### INPUT DATA
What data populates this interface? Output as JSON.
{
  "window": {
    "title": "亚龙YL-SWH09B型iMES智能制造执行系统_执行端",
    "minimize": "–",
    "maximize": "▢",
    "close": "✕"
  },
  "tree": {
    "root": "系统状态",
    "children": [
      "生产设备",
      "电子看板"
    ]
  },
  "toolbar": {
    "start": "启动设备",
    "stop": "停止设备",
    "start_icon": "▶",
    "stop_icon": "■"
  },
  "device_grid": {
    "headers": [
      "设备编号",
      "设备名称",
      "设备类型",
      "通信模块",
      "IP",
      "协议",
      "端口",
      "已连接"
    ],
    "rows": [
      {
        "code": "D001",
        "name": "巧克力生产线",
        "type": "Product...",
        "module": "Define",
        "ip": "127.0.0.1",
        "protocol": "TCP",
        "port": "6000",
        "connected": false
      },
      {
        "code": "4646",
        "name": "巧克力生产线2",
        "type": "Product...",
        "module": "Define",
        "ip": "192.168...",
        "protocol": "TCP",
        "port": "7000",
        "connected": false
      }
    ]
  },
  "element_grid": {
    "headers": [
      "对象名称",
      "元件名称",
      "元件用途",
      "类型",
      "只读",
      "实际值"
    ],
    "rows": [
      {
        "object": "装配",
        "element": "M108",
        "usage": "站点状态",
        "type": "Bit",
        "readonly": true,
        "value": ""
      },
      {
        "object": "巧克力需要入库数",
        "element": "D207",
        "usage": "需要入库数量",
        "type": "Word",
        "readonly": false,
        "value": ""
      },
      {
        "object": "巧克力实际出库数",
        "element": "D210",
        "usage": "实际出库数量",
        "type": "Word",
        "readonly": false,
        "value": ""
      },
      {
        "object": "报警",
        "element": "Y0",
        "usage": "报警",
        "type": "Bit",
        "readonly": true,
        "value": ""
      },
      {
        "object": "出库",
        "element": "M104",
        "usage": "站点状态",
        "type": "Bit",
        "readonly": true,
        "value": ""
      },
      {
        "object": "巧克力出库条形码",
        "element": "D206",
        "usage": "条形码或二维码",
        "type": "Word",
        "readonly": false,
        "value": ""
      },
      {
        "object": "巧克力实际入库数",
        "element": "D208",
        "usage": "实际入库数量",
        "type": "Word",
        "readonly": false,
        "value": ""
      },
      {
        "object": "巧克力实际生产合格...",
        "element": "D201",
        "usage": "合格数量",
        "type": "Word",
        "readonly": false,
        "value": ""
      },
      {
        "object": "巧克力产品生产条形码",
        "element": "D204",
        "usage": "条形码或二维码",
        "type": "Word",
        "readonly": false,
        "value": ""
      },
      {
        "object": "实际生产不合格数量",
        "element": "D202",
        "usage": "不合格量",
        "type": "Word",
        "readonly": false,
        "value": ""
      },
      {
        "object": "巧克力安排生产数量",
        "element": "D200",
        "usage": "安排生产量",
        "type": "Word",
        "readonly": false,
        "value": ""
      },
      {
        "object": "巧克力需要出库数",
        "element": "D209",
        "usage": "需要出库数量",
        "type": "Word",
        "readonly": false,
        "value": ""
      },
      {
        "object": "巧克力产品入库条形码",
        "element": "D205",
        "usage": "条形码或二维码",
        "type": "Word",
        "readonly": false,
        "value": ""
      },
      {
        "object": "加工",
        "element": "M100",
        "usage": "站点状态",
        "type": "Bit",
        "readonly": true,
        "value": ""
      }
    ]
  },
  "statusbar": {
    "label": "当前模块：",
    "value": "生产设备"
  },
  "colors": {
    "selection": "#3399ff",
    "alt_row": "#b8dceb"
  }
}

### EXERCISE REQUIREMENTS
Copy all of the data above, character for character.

### RESULT
What data populates this interface? Output as JSON.
{
  "window": {
    "title": "亚龙YL-SWH09B型iMES智能制造执行系统_执行端",
    "minimize": "–",
    "maximize": "▢",
    "close": "✕"
  },
  "tree": {
    "root": "系统状态",
    "children": [
      "生产设备",
      "电子看板"
    ]
  },
  "toolbar": {
    "start": "启动设备",
    "stop": "停止设备",
    "start_icon": "▶",
    "stop_icon": "■"
  },
  "device_grid": {
    "headers": [
      "设备编号",
      "设备名称",
      "设备类型",
      "通信模块",
      "IP",
      "协议",
      "端口",
      "已连接"
    ],
    "rows": [
      {
        "code": "D001",
        "name": "巧克力生产线",
        "type": "Product...",
        "module": "Define",
        "ip": "127.0.0.1",
        "protocol": "TCP",
        "port": "6000",
        "connected": false
      },
      {
        "code": "4646",
        "name": "巧克力生产线2",
        "type": "Product...",
        "module": "Define",
        "ip": "192.168...",
        "protocol": "TCP",
        "port": "7000",
        "connected": false
      }
    ]
  },
  "element_grid": {
    "headers": [
      "对象名称",
      "元件名称",
      "元件用途",
      "类型",
      "只读",
      "实际值"
    ],
    "rows": [
      {
        "object": "装配",
        "element": "M108",
        "usage": "站点状态",
        "type": "Bit",
        "readonly": true,
        "value": ""
      },
      {
        "object": "巧克力需要入库数",
        "element": "D207",
        "usage": "需要入库数量",
        "type": "Word",
        "readonly": false,
        "value": ""
      },
      {
        "object": "巧克力实际出库数",
        "element": "D210",
        "usage": "实际出库数量",
        "type": "Word",
        "readonly": false,
        "value": ""
      },
      {
        "object": "报警",
        "element": "Y0",
        "usage": "报警",
        "type": "Bit",
        "readonly": true,
        "value": ""
      },
      {
        "object": "出库",
        "element": "M104",
        "usage": "站点状态",
        "type": "Bit",
        "readonly": true,
        "value": ""
      },
      {
        "object": "巧克力出库条形码",
        "element": "D206",
        "usage": "条形码或二维码",
        "type": "Word",
        "readonly": false,
        "value": ""
      },
      {
        "object": "巧克力实际入库数",
        "element": "D208",
        "usage": "实际入库数量",
        "type": "Word",
        "readonly": false,
        "value": ""
      },
      {
        "object": "巧克力实际生产合格...",
        "element": "D201",
        "usage": "合格数量",
        "type": "Word",
        "readonly": false,
        "value": ""
      },
      {
        "object": "巧克力产品生产条形码",
        "element": "D204",
        "usage": "条形码或二维码",
        "type": "Word",
        "readonly": false,
        "value": ""
      },
      {
        "object": "实际生产不合格数量",
        "element": "D202",
        "usage": "不合格量",
        "type": "Word",
        "readonly": false,
        "value": ""
      },
      {
        "object": "巧克力安排生产数量",
        "element": "D200",
        "usage": "安排生产量",
        "type": "Word",
        "readonly": false,
        "value": ""
      },
      {
        "object": "巧克力需要出库数",
        "element": "D209",
        "usage": "需要出库数量",
        "type": "Word",
        "readonly": false,
        "value": ""
      },
      {
        "object": "巧克力产品入库条形码",
        "element": "D205",
        "usage": "条形码或二维码",
        "type": "Word",
        "readonly": false,
        "value": ""
      },
      {
        "object": "加工",
        "element": "M100",
        "usage": "站点状态",
        "type": "Bit",
        "readonly": true,
        "value": ""
      }
    ]
  },
  "statusbar": {
    "label": "当前模块：",
    "value": "生产设备"
  },
  "colors": {
    "selection": "#3399ff",
    "alt_row": "#b8dceb"
  }
}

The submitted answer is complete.